ASSIGNED TASK:
Find the lines of the data below that include "APART". Report their number only.

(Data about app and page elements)
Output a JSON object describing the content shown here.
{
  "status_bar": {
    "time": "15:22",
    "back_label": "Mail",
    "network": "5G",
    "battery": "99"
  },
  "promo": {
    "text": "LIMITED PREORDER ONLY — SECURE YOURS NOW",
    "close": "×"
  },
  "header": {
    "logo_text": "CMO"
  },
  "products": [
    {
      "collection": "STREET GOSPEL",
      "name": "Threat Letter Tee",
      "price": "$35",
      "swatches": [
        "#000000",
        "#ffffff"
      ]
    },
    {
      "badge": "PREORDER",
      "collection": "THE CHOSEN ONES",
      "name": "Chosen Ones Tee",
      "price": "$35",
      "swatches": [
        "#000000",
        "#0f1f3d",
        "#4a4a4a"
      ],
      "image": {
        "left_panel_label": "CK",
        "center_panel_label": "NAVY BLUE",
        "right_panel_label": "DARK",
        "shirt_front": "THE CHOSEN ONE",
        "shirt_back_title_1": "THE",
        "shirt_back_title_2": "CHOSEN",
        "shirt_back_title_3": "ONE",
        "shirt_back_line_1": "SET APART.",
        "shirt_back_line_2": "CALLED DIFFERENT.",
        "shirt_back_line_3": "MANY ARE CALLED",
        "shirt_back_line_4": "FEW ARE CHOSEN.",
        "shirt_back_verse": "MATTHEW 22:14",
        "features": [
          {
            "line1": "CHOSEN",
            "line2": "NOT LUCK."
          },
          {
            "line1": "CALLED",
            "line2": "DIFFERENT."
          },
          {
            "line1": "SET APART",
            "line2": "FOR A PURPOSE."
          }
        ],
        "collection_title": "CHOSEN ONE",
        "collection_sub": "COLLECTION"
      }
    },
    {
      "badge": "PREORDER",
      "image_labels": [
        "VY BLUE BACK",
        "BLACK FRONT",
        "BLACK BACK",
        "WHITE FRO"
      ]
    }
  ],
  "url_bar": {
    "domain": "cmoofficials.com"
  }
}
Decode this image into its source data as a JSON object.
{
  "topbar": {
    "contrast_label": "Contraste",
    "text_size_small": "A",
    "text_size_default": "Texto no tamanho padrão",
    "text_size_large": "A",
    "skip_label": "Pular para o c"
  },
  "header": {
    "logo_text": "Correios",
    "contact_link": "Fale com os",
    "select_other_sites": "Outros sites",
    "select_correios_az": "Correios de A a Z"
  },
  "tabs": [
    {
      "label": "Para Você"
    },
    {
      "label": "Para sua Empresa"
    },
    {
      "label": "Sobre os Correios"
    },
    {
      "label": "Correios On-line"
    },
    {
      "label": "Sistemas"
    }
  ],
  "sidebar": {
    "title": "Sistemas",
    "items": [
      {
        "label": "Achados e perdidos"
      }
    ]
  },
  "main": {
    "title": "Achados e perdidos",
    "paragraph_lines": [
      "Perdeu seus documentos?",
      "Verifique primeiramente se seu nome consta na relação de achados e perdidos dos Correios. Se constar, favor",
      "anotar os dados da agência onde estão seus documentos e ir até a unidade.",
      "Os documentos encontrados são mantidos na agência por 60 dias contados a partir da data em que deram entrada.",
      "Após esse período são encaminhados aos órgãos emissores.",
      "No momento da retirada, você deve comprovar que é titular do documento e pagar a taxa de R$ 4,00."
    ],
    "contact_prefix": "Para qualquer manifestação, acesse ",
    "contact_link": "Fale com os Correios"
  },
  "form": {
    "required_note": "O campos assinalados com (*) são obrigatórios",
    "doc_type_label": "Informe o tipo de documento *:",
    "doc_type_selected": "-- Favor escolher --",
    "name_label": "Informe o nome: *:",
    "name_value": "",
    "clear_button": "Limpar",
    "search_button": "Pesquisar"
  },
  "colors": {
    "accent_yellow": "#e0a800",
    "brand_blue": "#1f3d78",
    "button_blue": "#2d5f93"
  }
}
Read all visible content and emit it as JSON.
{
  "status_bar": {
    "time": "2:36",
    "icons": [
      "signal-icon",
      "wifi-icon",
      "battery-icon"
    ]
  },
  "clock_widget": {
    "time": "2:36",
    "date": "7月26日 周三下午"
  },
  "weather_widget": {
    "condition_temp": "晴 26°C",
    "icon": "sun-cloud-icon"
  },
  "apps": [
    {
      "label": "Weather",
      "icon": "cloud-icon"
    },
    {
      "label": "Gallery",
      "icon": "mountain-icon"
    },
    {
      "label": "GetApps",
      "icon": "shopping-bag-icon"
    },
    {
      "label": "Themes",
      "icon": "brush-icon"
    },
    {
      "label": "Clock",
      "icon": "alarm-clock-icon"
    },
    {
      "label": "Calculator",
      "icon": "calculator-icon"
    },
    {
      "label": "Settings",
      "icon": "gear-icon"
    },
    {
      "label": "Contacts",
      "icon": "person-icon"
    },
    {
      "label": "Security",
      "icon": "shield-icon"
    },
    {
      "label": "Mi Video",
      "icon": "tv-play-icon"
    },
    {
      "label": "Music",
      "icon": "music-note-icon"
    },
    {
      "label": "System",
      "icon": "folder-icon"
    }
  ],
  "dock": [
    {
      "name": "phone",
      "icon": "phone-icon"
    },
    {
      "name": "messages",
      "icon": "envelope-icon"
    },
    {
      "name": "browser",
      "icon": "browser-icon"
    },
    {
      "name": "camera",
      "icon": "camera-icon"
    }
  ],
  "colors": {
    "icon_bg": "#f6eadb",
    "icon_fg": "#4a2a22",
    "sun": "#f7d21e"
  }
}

RESPONSE AREA:
2